Data about app and page elements:
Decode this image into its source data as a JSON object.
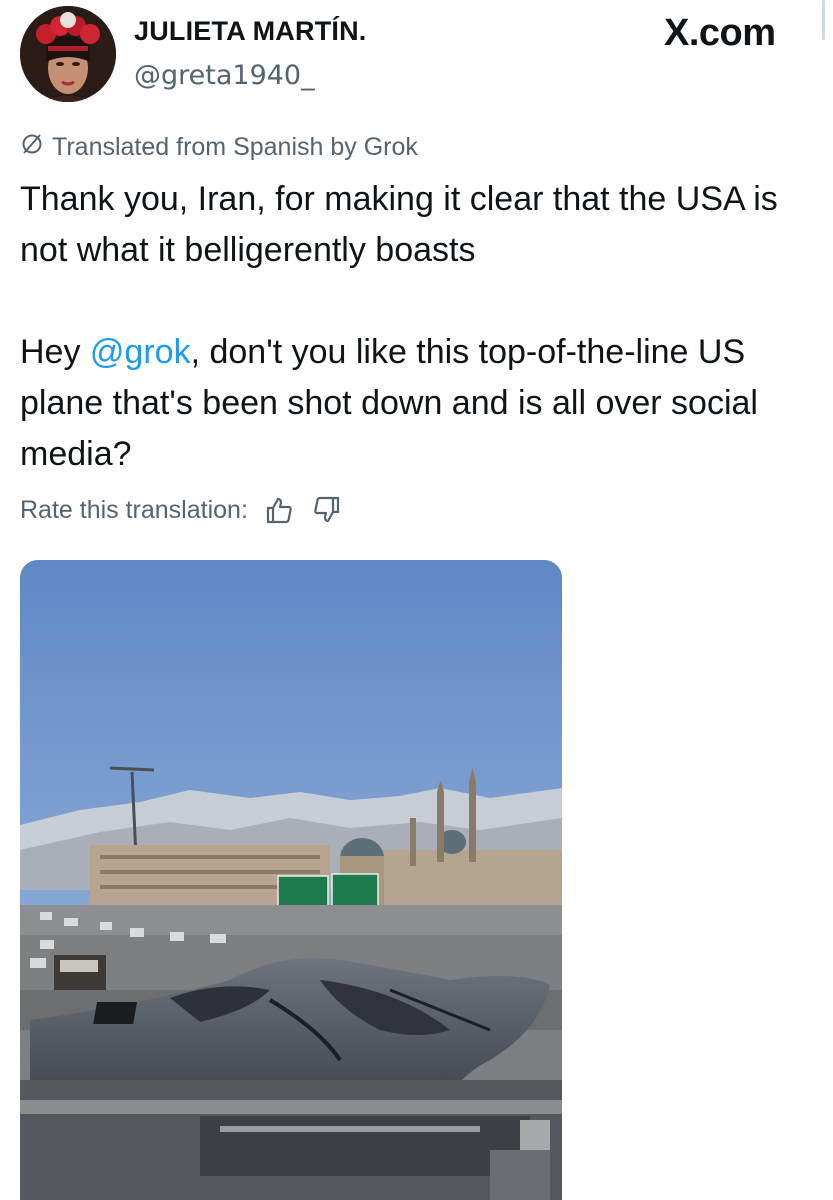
{
  "header": {
    "display_name": "JULIETA MARTÍN.",
    "handle": "@greta1940_",
    "brand": "X.com",
    "avatar_icon": "profile-photo-woman-flower-crown"
  },
  "translation": {
    "icon": "grok-slash-icon",
    "label": "Translated from Spanish by Grok"
  },
  "tweet": {
    "paragraph1": "Thank you, Iran, for making it clear that the USA is not what it belligerently boasts",
    "paragraph2_before": "Hey ",
    "mention": "@grok",
    "paragraph2_after": ", don't you like this top-of-the-line US plane that's been shot down and is all over social media?"
  },
  "rating": {
    "label": "Rate this translation:",
    "thumbs_up_icon": "thumbs-up-icon",
    "thumbs_down_icon": "thumbs-down-icon"
  },
  "media": {
    "type": "video-thumbnail",
    "icon": "plane-on-truck-photo"
  },
  "colors": {
    "text": "#0f1419",
    "secondary": "#536471",
    "link": "#1d9bf0",
    "background": "#ffffff"
  }
}
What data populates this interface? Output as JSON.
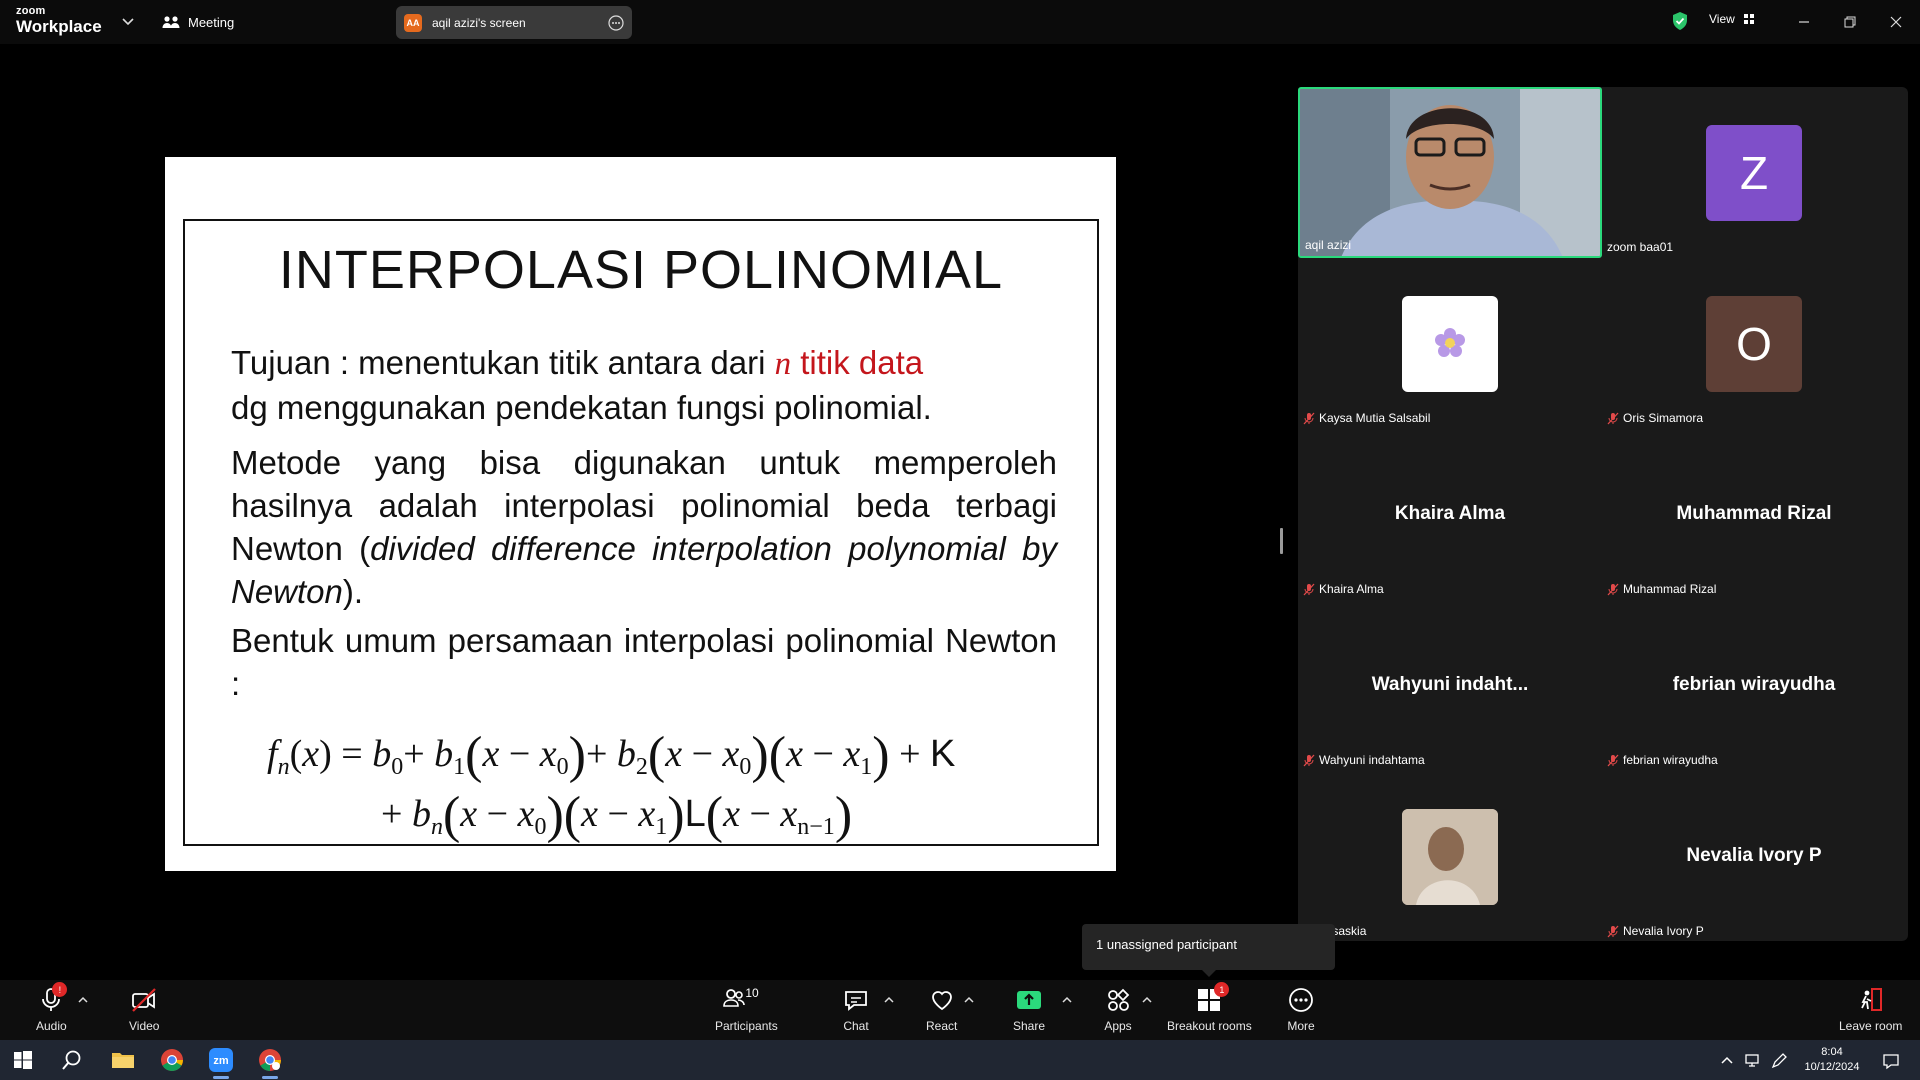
{
  "topbar": {
    "logo_line1": "zoom",
    "logo_line2": "Workplace",
    "meeting_label": "Meeting",
    "share_initials": "AA",
    "share_label": "aqil azizi's screen",
    "view_label": "View"
  },
  "slide": {
    "title": "INTERPOLASI  POLINOMIAL",
    "p1_a": "Tujuan : menentukan titik antara dari ",
    "p1_n": "n",
    "p1_b": " titik data",
    "p1_c": "dg menggunakan pendekatan fungsi polinomial.",
    "p2_a": "Metode yang bisa digunakan untuk memperoleh hasilnya adalah interpolasi polinomial beda terbagi Newton (",
    "p2_it": "divided difference interpolation polynomial by Newton",
    "p2_b": ").",
    "p3": "Bentuk umum persamaan interpolasi polinomial Newton :"
  },
  "gallery": {
    "tiles": [
      {
        "name": "aqil azizi"
      },
      {
        "name": "zoom baa01",
        "initial": "Z",
        "color": "#7f4fc9"
      },
      {
        "name": "Kaysa Mutia Salsabil"
      },
      {
        "name": "Oris Simamora",
        "initial": "O",
        "color": "#5e3f36"
      },
      {
        "name": "Khaira Alma",
        "display": "Khaira Alma"
      },
      {
        "name": "Muhammad Rizal",
        "display": "Muhammad Rizal"
      },
      {
        "name": "Wahyuni indahtama",
        "display": "Wahyuni  indaht..."
      },
      {
        "name": "febrian wirayudha",
        "display": "febrian wirayudha"
      },
      {
        "name": "anka saskia"
      },
      {
        "name": "Nevalia Ivory P",
        "display": "Nevalia Ivory P"
      }
    ]
  },
  "tooltip": "1 unassigned participant",
  "toolbar": {
    "audio": "Audio",
    "video": "Video",
    "participants": "Participants",
    "participants_count": "10",
    "chat": "Chat",
    "react": "React",
    "share": "Share",
    "apps": "Apps",
    "breakout": "Breakout rooms",
    "breakout_badge": "1",
    "more": "More",
    "leave": "Leave room",
    "audio_badge": "!"
  },
  "taskbar": {
    "time": "8:04",
    "date": "10/12/2024"
  },
  "colors": {
    "accent_green": "#2bd97c",
    "share_green": "#2bd97c",
    "alert_red": "#e02828"
  }
}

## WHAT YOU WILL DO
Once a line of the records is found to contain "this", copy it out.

## ANSWER SECTION
Decode this image into its source data as a JSON object.
    "paragraph2_after": ", don't you like this top-of-the-line US plane that's been shot down and is all over social media?"
    "label": "Rate this translation:",
What data populates this interface? Output as JSON.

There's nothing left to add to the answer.